Rising Relevance of Supporting Arms and Services
Specialists in supporting arms and services (Engineering, Signals, Medical, Aviation) who are not part of traditional combat arms (Infantry, Armoured Corps, Artillery, Air Defence) will assume greater relevance on account of their expertise in relief and rehabilitation efforts. In Pakistan, officers belonging to the former category have low retention rates and even lower chances of promotion to higher ranks.
The ratio of personnel in fighting versus supporting arms/services is expected to rise in favour of the latter. At the end of the day, each military componentneeds to ensure its own survival before engaging in conflicts with the adversary.
Integration of Generation Y
The issue of integrating millennials in armed forces has been a subject of debate, mostly in the West. Militaries have been struggling to understand how to incorporate post-Cold War era men and women in their rigid systems while being mindful of their rather non-conformist attitudes and perceptions.
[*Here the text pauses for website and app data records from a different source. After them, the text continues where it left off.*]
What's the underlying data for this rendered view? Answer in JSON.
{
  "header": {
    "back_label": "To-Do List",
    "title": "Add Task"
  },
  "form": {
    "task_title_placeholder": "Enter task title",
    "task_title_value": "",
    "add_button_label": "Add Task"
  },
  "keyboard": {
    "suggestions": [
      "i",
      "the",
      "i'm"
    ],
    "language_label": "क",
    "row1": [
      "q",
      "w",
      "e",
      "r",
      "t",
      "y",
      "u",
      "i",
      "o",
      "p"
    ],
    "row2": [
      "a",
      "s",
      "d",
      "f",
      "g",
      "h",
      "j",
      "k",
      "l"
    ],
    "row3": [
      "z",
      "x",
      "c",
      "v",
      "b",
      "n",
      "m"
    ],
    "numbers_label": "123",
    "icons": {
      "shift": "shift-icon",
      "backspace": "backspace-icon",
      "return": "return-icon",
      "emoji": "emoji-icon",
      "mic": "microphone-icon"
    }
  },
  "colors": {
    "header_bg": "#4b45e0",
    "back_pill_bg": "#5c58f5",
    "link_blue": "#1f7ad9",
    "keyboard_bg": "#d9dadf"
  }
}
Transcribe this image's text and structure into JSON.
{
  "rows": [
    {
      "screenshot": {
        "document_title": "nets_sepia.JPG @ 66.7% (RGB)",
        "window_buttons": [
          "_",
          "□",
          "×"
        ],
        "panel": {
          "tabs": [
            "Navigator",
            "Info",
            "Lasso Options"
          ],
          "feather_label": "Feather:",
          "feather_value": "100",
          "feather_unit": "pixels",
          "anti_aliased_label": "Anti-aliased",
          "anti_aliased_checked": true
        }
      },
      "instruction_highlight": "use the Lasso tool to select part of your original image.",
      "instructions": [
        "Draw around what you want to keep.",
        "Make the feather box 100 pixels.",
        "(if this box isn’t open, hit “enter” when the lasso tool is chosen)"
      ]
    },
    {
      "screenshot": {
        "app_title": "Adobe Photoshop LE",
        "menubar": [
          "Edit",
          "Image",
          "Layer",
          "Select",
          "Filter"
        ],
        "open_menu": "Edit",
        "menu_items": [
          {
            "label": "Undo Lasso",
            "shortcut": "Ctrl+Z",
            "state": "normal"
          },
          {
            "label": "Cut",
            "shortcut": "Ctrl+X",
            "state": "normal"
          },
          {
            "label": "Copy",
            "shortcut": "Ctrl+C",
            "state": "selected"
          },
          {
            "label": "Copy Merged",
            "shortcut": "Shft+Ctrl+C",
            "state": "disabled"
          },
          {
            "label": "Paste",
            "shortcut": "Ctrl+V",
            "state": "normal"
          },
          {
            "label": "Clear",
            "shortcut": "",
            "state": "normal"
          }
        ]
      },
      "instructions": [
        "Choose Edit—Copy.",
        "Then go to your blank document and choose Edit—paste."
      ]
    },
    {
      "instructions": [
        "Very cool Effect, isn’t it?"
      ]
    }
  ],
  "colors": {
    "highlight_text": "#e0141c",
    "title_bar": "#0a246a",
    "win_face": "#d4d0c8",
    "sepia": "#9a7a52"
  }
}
It is generally understood that officers from the Generation Y millennial crop would assume mid-level command responsibilities from 2030 onward. However, COVID-19 seems to have accelerated the dilemma for military institutions to give a greater say to these men and women since they possess the best of both worlds (growing up under the watch of boomers and directly witnessing the global outreach of the World Wide Web).
A shortfall of ICT subject-matter experts will have to be curtailed on war footing by incentivising existing human resources and allocating resources for further recruitment.
The input of Generation Y in military responsiveness to the pandemic is not an option but a necessity to help senior decision-makers navigate in these turbulent times.
Increased Reliance on Cyberspace
The Pakistan Army recently held its first Corps Commanders Conference through video-conferencing. The OE during and after COVID-19 will witness increased reliance on secure cyberspace for communication and operational coordination.
In this scenario, the critical importance of cyber defence and information assurance cannot be emphasised enough. A shortfall of ICT subject-matter experts will have to be curtailed on war footing by incentivising existing human resources and allocating resources for further recruitment.
From Pakistan’s perspective, the situation is even grimmer because despite entering into the second decade of the second millennium, the country does not have any national cyber-related strategy.